Beauty pageants have “disappeared” from our TV channels. I think it is a good thing. Some time ago, I attended the coronation of Miss Earth Singapore and concluded that environmental conservation will be a lost cause if it depended on pageant queens.
The evening opened with a cringe-worthy line: “If beauty can launch a thousand ships, it can certainly influence people to help protect and preserve the environment.”
Credits though, for putting a somewhat positive, albeit tacky, spin to “sex can and will sell environmental conservation.”
Anyway, for an event that sets out to discover champions for the green cause, wasn’t it an awful shot in their own foot to be serving food with disposable plastic utensils? Besides that, I am very suspicious about the sole emphasis on education outreach. There is no doubt in the importance of influencing the youth, the leaders of the future, with the green cause.
But what about effecting change now, especially in the corporate and business realm? I had attempted to dig out answers for this question, only to be countered by Mr Howard Shaw, Executive Director of Singapore Environment Council, that we cannot put key progress indicators in this aspect. Which leads me to suspect if any attempts were even ever made, especially after Miss Nicole Chen had skirted the question with distractions like her sleeping without air conditioning and talking to people young and old about environmental conservation.

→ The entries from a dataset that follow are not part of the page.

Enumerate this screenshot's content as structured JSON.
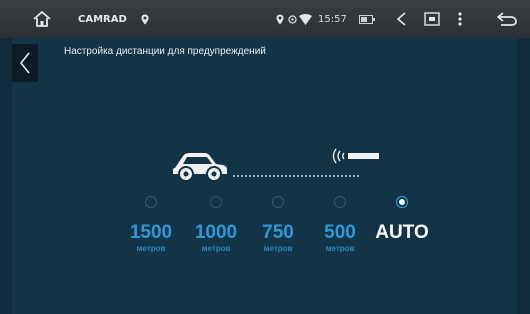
{
  "status_bar": {
    "app_name": "CAMRAD",
    "time": "15:57"
  },
  "screen": {
    "title": "Настройка дистанции для предупреждений"
  },
  "options": [
    {
      "value": "1500",
      "unit": "метров",
      "selected": false
    },
    {
      "value": "1000",
      "unit": "метров",
      "selected": false
    },
    {
      "value": "750",
      "unit": "метров",
      "selected": false
    },
    {
      "value": "500",
      "unit": "метров",
      "selected": false
    },
    {
      "value": "AUTO",
      "unit": "",
      "selected": true
    }
  ],
  "colors": {
    "accent": "#2a9ad8",
    "background": "#133347",
    "status_bar": "#33373b"
  },
  "icons": [
    "home-icon",
    "location-icon",
    "wifi-icon",
    "battery-icon",
    "volume-icon",
    "screenshot-icon",
    "menu-icon",
    "return-icon",
    "back-chevron-icon",
    "car-icon",
    "sensor-icon"
  ]
}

Also in question are the sponsors of the event, in particular, Sa Sa Cosmetic. Having introduced that her company has made deliberate efforts to control air conditioning temperatures and reduce the use of paper by using both sides, I do wonder if they make a concerted effort as they source for products manufactured by environmentally and socially responsible companies. Though, it is understandably difficult to monitor as they are ultimately a retail chain.
Being the coronation night, there was a question and answer segment for the finalists. Unfortunately vague questions, with the exception of one from Jessica Trisko, Miss Earth 2007 triggered plenty of “smokescreen” answers from the candidates. Some even went as far as quoting obscure and unverifiable quotes from famous personalities and loosely link them to a very vague and general concept of environmental conservation. With a full year of training to understandand imbue environmental conservation into their blood, I was honestly expecting more specific, succinct and passionate answers.